Element data from apps and pages
<<<<

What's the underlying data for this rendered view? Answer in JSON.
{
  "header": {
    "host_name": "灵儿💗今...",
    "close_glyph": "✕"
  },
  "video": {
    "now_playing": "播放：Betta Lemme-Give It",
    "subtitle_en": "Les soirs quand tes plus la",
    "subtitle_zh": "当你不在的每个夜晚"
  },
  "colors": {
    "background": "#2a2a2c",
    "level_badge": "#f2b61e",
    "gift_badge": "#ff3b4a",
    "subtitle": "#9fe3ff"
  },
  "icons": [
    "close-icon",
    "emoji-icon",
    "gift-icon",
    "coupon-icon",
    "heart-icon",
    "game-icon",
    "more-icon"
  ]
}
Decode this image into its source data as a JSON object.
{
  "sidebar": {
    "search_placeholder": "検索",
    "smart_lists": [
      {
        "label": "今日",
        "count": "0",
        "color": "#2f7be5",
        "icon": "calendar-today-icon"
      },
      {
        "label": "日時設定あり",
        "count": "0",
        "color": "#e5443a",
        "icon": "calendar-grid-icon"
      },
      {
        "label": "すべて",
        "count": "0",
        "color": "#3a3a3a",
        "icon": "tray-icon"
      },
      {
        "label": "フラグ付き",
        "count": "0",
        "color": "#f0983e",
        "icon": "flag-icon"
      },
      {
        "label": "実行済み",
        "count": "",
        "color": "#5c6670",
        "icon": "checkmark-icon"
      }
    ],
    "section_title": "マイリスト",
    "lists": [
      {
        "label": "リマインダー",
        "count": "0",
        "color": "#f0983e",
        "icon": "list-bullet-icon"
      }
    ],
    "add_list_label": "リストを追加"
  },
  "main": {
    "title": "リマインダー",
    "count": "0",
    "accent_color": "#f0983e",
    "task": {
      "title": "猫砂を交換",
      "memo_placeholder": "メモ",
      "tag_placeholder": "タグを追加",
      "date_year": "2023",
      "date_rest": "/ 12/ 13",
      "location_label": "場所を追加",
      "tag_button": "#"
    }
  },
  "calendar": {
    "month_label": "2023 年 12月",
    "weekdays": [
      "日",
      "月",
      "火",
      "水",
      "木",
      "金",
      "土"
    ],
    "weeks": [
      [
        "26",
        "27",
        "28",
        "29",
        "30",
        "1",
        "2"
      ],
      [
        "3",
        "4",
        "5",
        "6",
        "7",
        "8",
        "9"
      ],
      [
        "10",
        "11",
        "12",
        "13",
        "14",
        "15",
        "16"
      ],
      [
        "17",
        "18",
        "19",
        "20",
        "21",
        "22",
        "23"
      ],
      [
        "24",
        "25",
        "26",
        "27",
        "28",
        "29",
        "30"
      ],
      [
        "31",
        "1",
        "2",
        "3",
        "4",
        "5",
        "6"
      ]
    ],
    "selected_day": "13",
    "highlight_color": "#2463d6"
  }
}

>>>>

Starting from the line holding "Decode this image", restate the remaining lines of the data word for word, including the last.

● **Exercise result**
Decode this image into its source data as a JSON object.
{
  "sidebar": {
    "search_placeholder": "検索",
    "smart_lists": [
      {
        "label": "今日",
        "count": "0",
        "color": "#2f7be5",
        "icon": "calendar-today-icon"
      },
      {
        "label": "日時設定あり",
        "count": "0",
        "color": "#e5443a",
        "icon": "calendar-grid-icon"
      },
      {
        "label": "すべて",
        "count": "0",
        "color": "#3a3a3a",
        "icon": "tray-icon"
      },
      {
        "label": "フラグ付き",
        "count": "0",
        "color": "#f0983e",
        "icon": "flag-icon"
      },
      {
        "label": "実行済み",
        "count": "",
        "color": "#5c6670",
        "icon": "checkmark-icon"
      }
    ],
    "section_title": "マイリスト",
    "lists": [
      {
        "label": "リマインダー",
        "count": "0",
        "color": "#f0983e",
        "icon": "list-bullet-icon"
      }
    ],
    "add_list_label": "リストを追加"
  },
  "main": {
    "title": "リマインダー",
    "count": "0",
    "accent_color": "#f0983e",
    "task": {
      "title": "猫砂を交換",
      "memo_placeholder": "メモ",
      "tag_placeholder": "タグを追加",
      "date_year": "2023",
      "date_rest": "/ 12/ 13",
      "location_label": "場所を追加",
      "tag_button": "#"
    }
  },
  "calendar": {
    "month_label": "2023 年 12月",
    "weekdays": [
      "日",
      "月",
      "火",
      "水",
      "木",
      "金",
      "土"
    ],
    "weeks": [
      [
        "26",
        "27",
        "28",
        "29",
        "30",
        "1",
        "2"
      ],
      [
        "3",
        "4",
        "5",
        "6",
        "7",
        "8",
        "9"
      ],
      [
        "10",
        "11",
        "12",
        "13",
        "14",
        "15",
        "16"
      ],
      [
        "17",
        "18",
        "19",
        "20",
        "21",
        "22",
        "23"
      ],
      [
        "24",
        "25",
        "26",
        "27",
        "28",
        "29",
        "30"
      ],
      [
        "31",
        "1",
        "2",
        "3",
        "4",
        "5",
        "6"
      ]
    ],
    "selected_day": "13",
    "highlight_color": "#2463d6"
  }
}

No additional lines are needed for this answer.